As awe-inspiring as it is to watch your most fearless project managers and senior directors lead your team to victory, always relying on them save the day can be detrimental to individual development.
Another option in today’s Lunchtime Links:
Share the spotlight: Always turning to your office’s most heroic leaders to solve project problems can have a downside, says Inc.com contributor Les McKeown. “Building myths and legends through heroic leadership is a vitally important part of the growth of any business, but insisting on, or regularly depending on, mythical, legendary solutions in a complex organization will cap its growth,” he writes. Conquering company concerns singlehandedly is awesome and all, but after a while, other employees—even the wallflowers—may want to take a stab at it. Creating reliable systems and processes that ensure everyone can take part helps build a foundation for collaboration, McKeown notes.
Culture and strategy in tandem: When your association creates a strategic plan, it’s natural to draw inspiration from your culture. After all, your culture shows the things you value as an organization, and those drive what you do. However, while many claim that culture is the be-all, end-all influence (that it “eats strategy for breakfast”), Jamie Notter suggests that the two work in tandem. “Strategy is not just direction, it’s how to achieve it,” Notter writes. “And culture is critical in achieving a strategy, since it drives behavior.” In other words, you can’t separate culture from strategy: “You either do them both well, or you get mediocrity.”

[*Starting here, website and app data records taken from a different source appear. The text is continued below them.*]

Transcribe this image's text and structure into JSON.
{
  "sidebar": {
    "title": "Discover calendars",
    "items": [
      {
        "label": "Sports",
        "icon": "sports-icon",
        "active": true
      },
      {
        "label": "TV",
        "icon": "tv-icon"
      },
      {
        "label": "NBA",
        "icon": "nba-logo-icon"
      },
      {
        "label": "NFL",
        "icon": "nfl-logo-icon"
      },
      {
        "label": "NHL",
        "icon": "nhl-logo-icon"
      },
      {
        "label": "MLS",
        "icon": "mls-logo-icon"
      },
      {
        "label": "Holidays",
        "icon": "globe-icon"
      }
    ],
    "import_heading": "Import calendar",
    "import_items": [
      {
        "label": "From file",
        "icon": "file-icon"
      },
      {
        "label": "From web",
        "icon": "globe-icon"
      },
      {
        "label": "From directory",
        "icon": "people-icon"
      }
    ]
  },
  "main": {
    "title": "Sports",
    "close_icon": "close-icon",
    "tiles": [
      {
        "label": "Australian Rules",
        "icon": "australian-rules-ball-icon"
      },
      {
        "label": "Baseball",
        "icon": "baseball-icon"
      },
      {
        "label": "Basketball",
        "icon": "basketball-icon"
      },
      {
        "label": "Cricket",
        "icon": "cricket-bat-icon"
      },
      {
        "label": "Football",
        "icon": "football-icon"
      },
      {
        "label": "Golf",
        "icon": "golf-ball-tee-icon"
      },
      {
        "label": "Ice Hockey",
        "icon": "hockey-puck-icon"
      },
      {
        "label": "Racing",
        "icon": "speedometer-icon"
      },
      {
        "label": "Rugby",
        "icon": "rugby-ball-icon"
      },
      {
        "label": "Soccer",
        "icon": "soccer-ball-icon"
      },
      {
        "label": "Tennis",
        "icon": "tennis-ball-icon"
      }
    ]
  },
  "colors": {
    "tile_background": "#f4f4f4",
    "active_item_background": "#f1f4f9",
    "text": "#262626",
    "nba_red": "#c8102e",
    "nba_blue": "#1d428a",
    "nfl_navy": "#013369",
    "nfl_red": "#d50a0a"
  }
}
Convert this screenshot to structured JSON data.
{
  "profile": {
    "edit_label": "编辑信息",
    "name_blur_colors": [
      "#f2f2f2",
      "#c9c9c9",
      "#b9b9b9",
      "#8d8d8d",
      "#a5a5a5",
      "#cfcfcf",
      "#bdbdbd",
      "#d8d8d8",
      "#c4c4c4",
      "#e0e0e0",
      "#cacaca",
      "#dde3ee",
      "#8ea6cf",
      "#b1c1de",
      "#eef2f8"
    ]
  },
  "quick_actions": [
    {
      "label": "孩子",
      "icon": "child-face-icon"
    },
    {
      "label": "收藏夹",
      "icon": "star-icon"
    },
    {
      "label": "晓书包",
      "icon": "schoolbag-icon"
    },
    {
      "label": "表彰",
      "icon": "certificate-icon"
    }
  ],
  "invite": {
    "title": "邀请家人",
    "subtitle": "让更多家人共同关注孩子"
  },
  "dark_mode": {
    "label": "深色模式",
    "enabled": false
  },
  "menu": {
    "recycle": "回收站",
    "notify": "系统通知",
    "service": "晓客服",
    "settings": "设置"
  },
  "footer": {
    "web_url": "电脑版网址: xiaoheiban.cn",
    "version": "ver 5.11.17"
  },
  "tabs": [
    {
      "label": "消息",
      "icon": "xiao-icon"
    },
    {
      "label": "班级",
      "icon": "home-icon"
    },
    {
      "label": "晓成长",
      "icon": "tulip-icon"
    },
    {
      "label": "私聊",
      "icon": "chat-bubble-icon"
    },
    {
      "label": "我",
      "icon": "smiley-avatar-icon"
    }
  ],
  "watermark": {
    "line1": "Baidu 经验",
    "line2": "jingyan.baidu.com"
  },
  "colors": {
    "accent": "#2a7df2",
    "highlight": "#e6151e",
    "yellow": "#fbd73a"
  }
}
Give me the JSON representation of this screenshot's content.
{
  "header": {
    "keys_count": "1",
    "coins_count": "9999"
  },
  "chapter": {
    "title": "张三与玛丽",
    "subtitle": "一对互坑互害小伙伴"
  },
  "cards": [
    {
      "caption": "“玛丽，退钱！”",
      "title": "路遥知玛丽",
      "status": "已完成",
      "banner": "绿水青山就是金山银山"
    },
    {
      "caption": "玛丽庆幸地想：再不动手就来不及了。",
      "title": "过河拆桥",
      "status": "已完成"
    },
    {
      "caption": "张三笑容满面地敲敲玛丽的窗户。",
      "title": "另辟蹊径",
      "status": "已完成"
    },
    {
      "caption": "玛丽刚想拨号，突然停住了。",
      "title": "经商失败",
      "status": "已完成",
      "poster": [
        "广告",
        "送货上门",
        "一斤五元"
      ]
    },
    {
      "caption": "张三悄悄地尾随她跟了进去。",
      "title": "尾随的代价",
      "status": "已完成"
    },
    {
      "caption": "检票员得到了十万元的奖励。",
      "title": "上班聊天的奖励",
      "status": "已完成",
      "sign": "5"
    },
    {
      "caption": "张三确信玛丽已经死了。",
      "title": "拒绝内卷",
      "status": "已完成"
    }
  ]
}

Prioritizing your proprietary audience: These days, it appears that every pop star’s loyal band of followers has been bestowed a name, from Justin Bieber’s “Beliebers” to Beyoncé’s “Beyhive.” Entertainers have a knack for making their audiences feel special, which translates into millions of records sold and undying devotion. With that in mind, Velvet Chainsaw’s Jeff Hurt believes conference planners need to reassess their priorities when it comes to their relationship with their attendees. “Your conference needs audiences to survive,” he says. “If you aren’t building, engaging, and activating proprietary audiences of your own, you are falling behind. Audiences are what our customers were before they were customers.” Keeping audience development at the forefront of event-planning strategies will help make you a conference superstar.
Is depending too much on heroic leadership stifling success in your office? Share in the comments.